As an actor, she had performed in a range of regional tours like The Breadwinner (1931) and The Judgement of Dr. Johnson (1932), and George Bernard Shaw’s The Applecart (1930). She obviously switched into producing with The Pride of the Regiment (1932), and produced the Cambridge Festival Season in 1932. Far more survives to document her second musical, Jolly Roger. Her production at the Savoy Theatre resulted in an extensive legal dispute between music hall comedian George Robey and Equity. He had refused to join Equity, so the union threatened a mass walkout. Many of the cast didn’t want to do that, one chorus member praised John, reporting ‘she paid the chorus even more than she actually need do’ (Stage, 02/03/1933, 13). Coverage of the production noted the unusual status of a woman producer in this early period. The Stage noted the musical ‘had a big cast, and a solitary unaided woman was running the show’ (02/03/1933, 13). The musical was written by Scobie Mackenzie and V. C. Clinton Baddeley, music by Walter Leigh, lyrics by V. C. Clinton-Baddeley, with choregraphy by Hedley Briggs. The production toured after its West End run closed, going to suburban venues like The Grand, Croydon and Wimbledon and King’s Hammersmith. Astonishingly the musical was recorded. She went on to produce an apparently shockingly vulgar revue Yours Sincerely at Daly’s Theatre (1934), which also toured regionally before opening in the West End.
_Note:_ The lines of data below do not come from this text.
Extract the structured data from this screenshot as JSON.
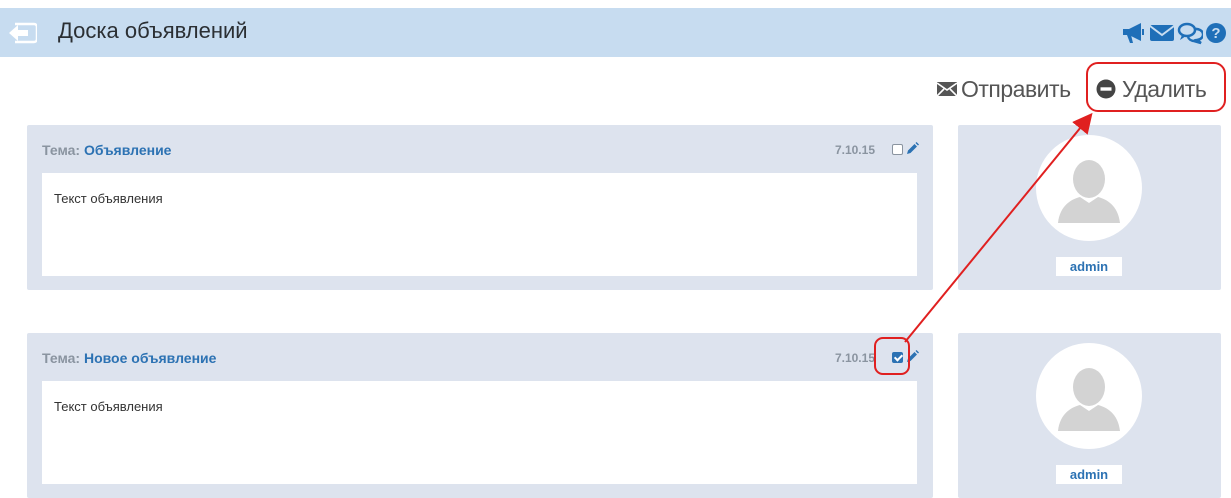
{
  "header": {
    "title": "Доска объявлений",
    "back_icon": "back-arrow-icon",
    "icons": [
      "megaphone-icon",
      "envelope-icon",
      "chat-icon",
      "help-icon"
    ]
  },
  "toolbar": {
    "send_label": "Отправить",
    "delete_label": "Удалить"
  },
  "posts": [
    {
      "subject_label": "Тема:",
      "subject": "Объявление",
      "date": "7.10.15",
      "checked": false,
      "body": "Текст объявления",
      "author": "admin"
    },
    {
      "subject_label": "Тема:",
      "subject": "Новое объявление",
      "date": "7.10.15",
      "checked": true,
      "body": "Текст объявления",
      "author": "admin"
    }
  ],
  "colors": {
    "header_bg": "#c7dcf0",
    "accent": "#2c72b3",
    "panel_bg": "#dde3ee",
    "annotation": "#e02020"
  }
}
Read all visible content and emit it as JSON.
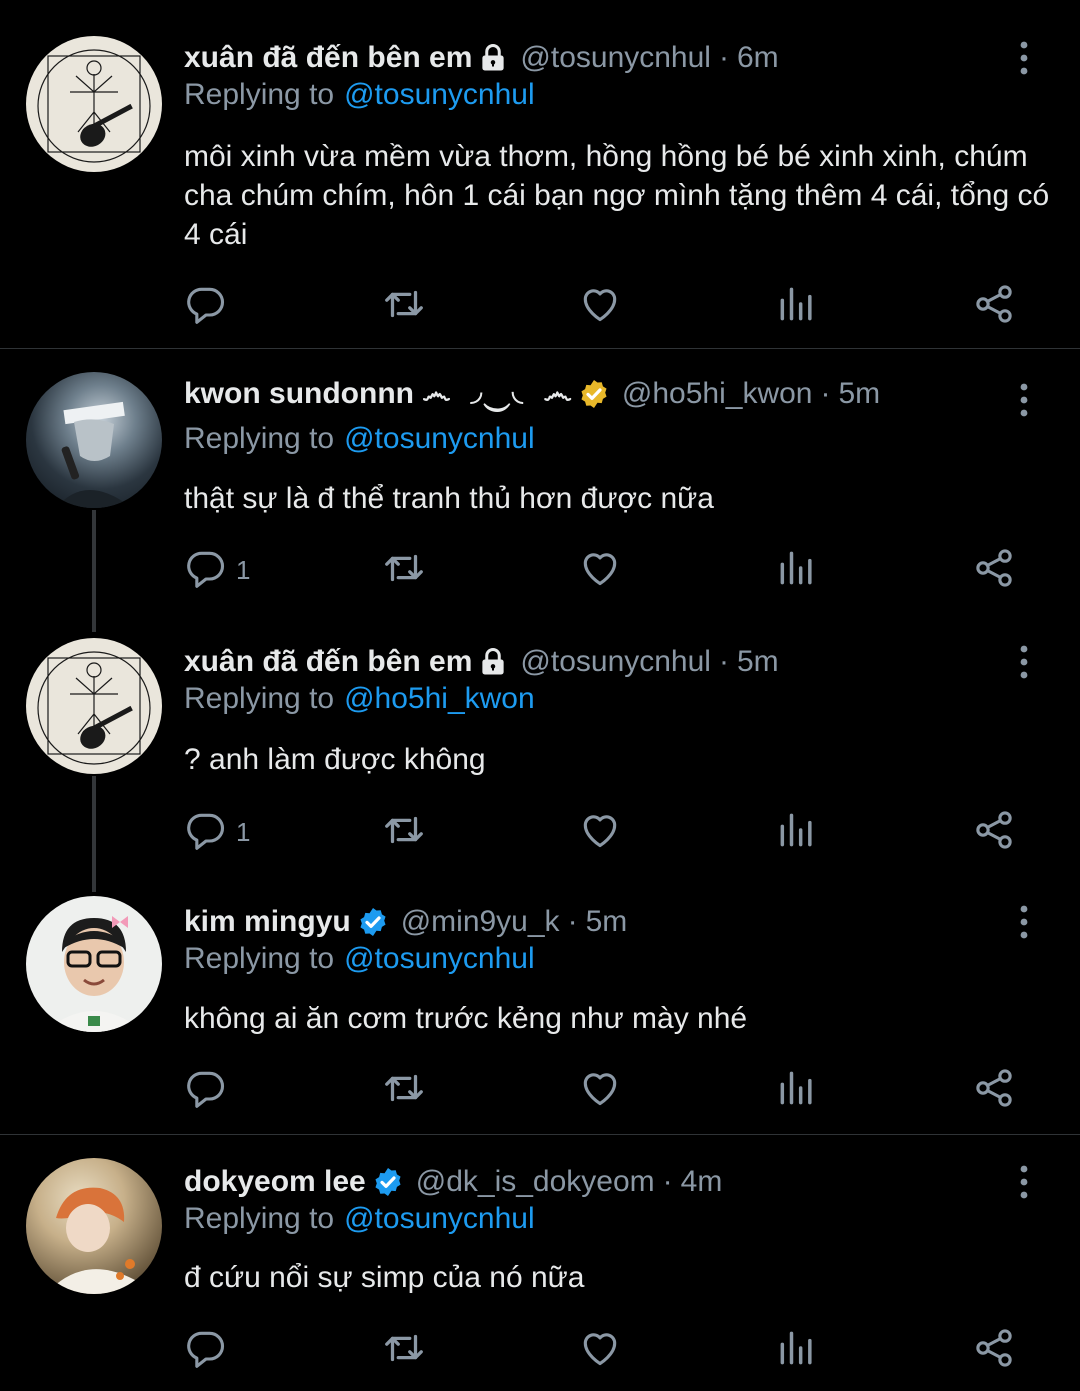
{
  "tweets": [
    {
      "name": "xuân đã đến bên em",
      "handle": "@tosunycnhul",
      "time": "6m",
      "replying_label": "Replying to",
      "replying_to": "@tosunycnhul",
      "text": "môi xinh vừa mềm vừa thơm, hồng hồng bé bé xinh xinh, chúm cha chúm chím, hôn 1 cái bạn ngơ mình tặng thêm 4 cái, tổng có 4 cái",
      "reply_count": "",
      "badge": "lock-icon"
    },
    {
      "name": "kwon sundonnn ෴ ◞‿◟ ෴",
      "handle": "@ho5hi_kwon",
      "time": "5m",
      "replying_label": "Replying to",
      "replying_to": "@tosunycnhul",
      "text": "thật sự là đ thể tranh thủ hơn được nữa",
      "reply_count": "1",
      "badge": "verified-gold-icon"
    },
    {
      "name": "xuân đã đến bên em",
      "handle": "@tosunycnhul",
      "time": "5m",
      "replying_label": "Replying to",
      "replying_to": "@ho5hi_kwon",
      "text": "? anh làm được không",
      "reply_count": "1",
      "badge": "lock-icon"
    },
    {
      "name": "kim mingyu",
      "handle": "@min9yu_k",
      "time": "5m",
      "replying_label": "Replying to",
      "replying_to": "@tosunycnhul",
      "text": "không ai ăn cơm trước kẻng như mày nhé",
      "reply_count": "",
      "badge": "verified-blue-icon"
    },
    {
      "name": "dokyeom lee",
      "handle": "@dk_is_dokyeom",
      "time": "4m",
      "replying_label": "Replying to",
      "replying_to": "@tosunycnhul",
      "text": "đ cứu nổi sự simp của nó nữa",
      "reply_count": "",
      "badge": "verified-blue-icon"
    }
  ],
  "colors": {
    "background": "#000000",
    "text": "#e7e9ea",
    "muted": "#8b98a5",
    "accent": "#1d9bf0",
    "verified_gold": "#e8b82a",
    "divider": "#2f3336"
  }
}
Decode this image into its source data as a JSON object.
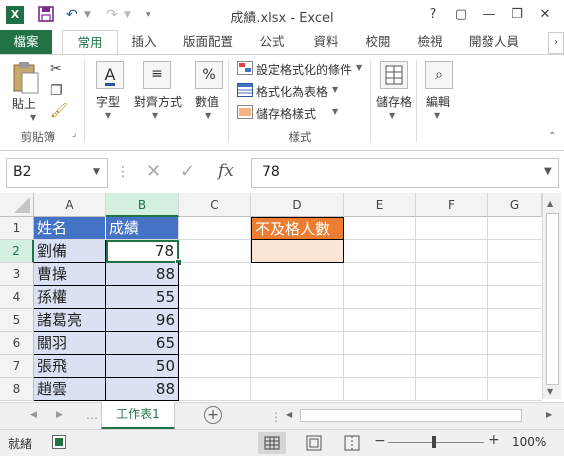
{
  "window": {
    "title": "成績.xlsx - Excel",
    "app_icon": "X",
    "controls": [
      "?",
      "▢",
      "—",
      "❐",
      "✕"
    ]
  },
  "ribbon_tabs": [
    "檔案",
    "常用",
    "插入",
    "版面配置",
    "公式",
    "資料",
    "校閱",
    "檢視",
    "開發人員"
  ],
  "ribbon": {
    "paste": "貼上",
    "clipboard_group": "剪貼簿",
    "font": "字型",
    "alignment": "對齊方式",
    "number": "數值",
    "number_icon": "%",
    "cond_format": "設定格式化的條件",
    "format_table": "格式化為表格",
    "cell_styles": "儲存格樣式",
    "styles_group": "樣式",
    "cells": "儲存格",
    "editing": "編輯"
  },
  "formula_bar": {
    "name_box": "B2",
    "fx": "fx",
    "value": "78"
  },
  "columns": [
    "A",
    "B",
    "C",
    "D",
    "E",
    "F",
    "G"
  ],
  "rows": [
    "1",
    "2",
    "3",
    "4",
    "5",
    "6",
    "7",
    "8"
  ],
  "table": {
    "header_name": "姓名",
    "header_score": "成績",
    "records": [
      {
        "name": "劉備",
        "score": "78"
      },
      {
        "name": "曹操",
        "score": "88"
      },
      {
        "name": "孫權",
        "score": "55"
      },
      {
        "name": "諸葛亮",
        "score": "96"
      },
      {
        "name": "關羽",
        "score": "65"
      },
      {
        "name": "張飛",
        "score": "50"
      },
      {
        "name": "趙雲",
        "score": "88"
      }
    ]
  },
  "fail_count_label": "不及格人數",
  "sheet_tab": "工作表1",
  "status": {
    "ready": "就緒",
    "zoom": "100%"
  },
  "colors": {
    "excel_green": "#217346",
    "header_blue": "#4472c4",
    "data_fill": "#d9e1f2",
    "orange": "#ed7d31",
    "light_orange": "#fce4d6"
  }
}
The Pride of the Regiment
Manchester: Stage 16/02/1933, 2; London 09/03/33, 12
Stage 22/02/1934, 10
The only images that are in any way connected to Johns are those of George Robey, who for the sake of her show – she was forced to share production credits with.
This is the beginning of a series I want to put together with as much information as is recoverable about women working in British musical theatre in the 1930s. But I realised I also didn’t want to hoard this information – so I thought I’d start to share them as I write them, then collate it later.
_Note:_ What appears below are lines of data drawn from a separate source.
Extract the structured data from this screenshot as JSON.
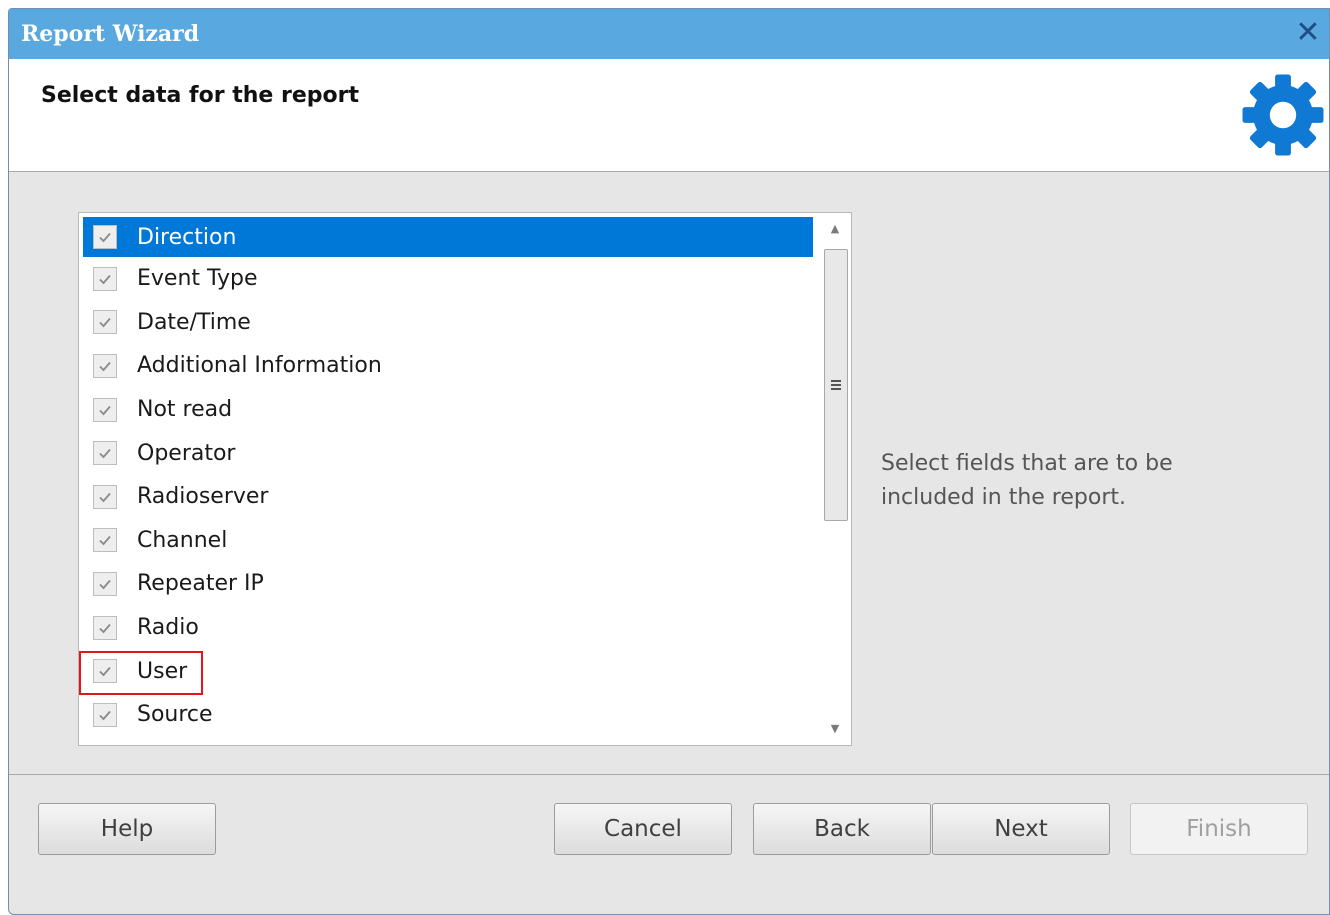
{
  "window": {
    "title": "Report Wizard",
    "close_glyph": "✕"
  },
  "header": {
    "heading": "Select data for the report",
    "icon": "gear-icon"
  },
  "fields": {
    "items": [
      {
        "label": "Direction",
        "checked": true,
        "selected": true
      },
      {
        "label": "Event Type",
        "checked": true
      },
      {
        "label": "Date/Time",
        "checked": true
      },
      {
        "label": "Additional Information",
        "checked": true
      },
      {
        "label": "Not read",
        "checked": true
      },
      {
        "label": "Operator",
        "checked": true
      },
      {
        "label": "Radioserver",
        "checked": true
      },
      {
        "label": "Channel",
        "checked": true
      },
      {
        "label": "Repeater IP",
        "checked": true
      },
      {
        "label": "Radio",
        "checked": true
      },
      {
        "label": "User",
        "checked": true,
        "highlighted": true
      },
      {
        "label": "Source",
        "checked": true
      }
    ]
  },
  "hint": "Select fields that are to be included in the report.",
  "buttons": {
    "help": "Help",
    "cancel": "Cancel",
    "back": "Back",
    "next": "Next",
    "finish": "Finish"
  },
  "colors": {
    "titlebar": "#5aa8e0",
    "selection": "#0078d7",
    "gear": "#0f79d4",
    "highlight_box": "#e3161b"
  }
}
Barbour, Kathleen (fl. 1920s-1930s)
Barbour was a producer, actor and lyricist in variety and musical theatre. She ran the English Repertory Company in 1932 with Gerard Neville (performances included Frederick Lonsdale’s Spring Cleaning (1932), and Hubert Henry Davies’s Outcast (1932)). The company had an apparent engagement for several seasons at the Little Theatre, Bath, a residency jointly run by Neville and Barbour. Her work with Neville seems to have overlapped with her performances with Ernie Lotinga, her husband from 1918 onwards. Lotinga was also a performer/producer, together they co-ran their touring company throughout the 1920s-1930s period. She performer in numerous variety revues including: August, 1914 (1927), My Wife’s Family (1937). She co-wrote the lyrics for Mrs Bluebird (1932) with Gavin Lee, the musical was described as a ‘crazy musical theatre burlesque’. The musical briefly went into the West End for a summer season at the Gaiety, before returning to variety theatre.
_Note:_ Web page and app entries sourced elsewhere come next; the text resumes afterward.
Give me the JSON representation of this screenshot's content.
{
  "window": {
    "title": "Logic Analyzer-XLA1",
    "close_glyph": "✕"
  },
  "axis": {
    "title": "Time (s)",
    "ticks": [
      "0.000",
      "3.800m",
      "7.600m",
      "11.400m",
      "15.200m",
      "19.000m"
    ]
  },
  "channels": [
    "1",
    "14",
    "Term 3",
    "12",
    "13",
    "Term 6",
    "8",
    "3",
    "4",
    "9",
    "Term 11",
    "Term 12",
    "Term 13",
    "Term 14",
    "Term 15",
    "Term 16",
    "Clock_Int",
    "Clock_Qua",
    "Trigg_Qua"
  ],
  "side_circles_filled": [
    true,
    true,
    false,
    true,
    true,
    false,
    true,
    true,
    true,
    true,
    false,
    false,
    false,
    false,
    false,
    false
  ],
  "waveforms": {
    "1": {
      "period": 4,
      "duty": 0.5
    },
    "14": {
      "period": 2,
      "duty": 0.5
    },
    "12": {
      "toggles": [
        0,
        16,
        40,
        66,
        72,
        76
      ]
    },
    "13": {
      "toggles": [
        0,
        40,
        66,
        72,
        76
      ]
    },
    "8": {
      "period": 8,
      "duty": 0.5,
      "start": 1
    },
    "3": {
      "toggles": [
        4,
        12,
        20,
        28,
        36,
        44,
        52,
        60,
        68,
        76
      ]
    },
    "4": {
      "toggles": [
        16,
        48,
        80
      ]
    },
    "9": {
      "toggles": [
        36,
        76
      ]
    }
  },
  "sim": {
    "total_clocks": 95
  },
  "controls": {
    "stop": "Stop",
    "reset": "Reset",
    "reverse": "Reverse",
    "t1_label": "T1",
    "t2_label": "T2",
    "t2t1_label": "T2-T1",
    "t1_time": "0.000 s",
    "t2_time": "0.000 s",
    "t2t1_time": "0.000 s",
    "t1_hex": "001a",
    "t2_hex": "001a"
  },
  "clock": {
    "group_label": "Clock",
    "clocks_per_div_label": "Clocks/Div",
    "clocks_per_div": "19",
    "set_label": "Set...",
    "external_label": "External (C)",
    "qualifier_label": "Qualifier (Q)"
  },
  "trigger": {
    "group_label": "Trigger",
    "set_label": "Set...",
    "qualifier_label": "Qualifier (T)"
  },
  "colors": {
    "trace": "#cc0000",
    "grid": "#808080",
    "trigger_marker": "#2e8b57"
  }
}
At the moment, no photos or further information about her work can be found – her wedding to Lotinga does appear on genealogy websites so this was likely her real name.
This round up of some of the key black ‘classical’ composers is by no means a comprehensive list: but a starting point for music teachers and lecturers who want to know more about European and North American black classical composers. This is by no means a quick fix – the work of decolonising the curriculum is a big project that requires white people to think about how they have participated in structural racism and white supremacy. I have been asked by a couple of people to put together a starting point over a few categories: black ‘classical’ composers, black modernist composers, women composers, and a broader list of musical theatre composers. Over the next couple of weeks I will be sharing these resources and pointing you in the direction of key antiracist campaigns, particularly the work of teacher and anti-racism activist, Pran Patel, and musician and activist Nate Holder.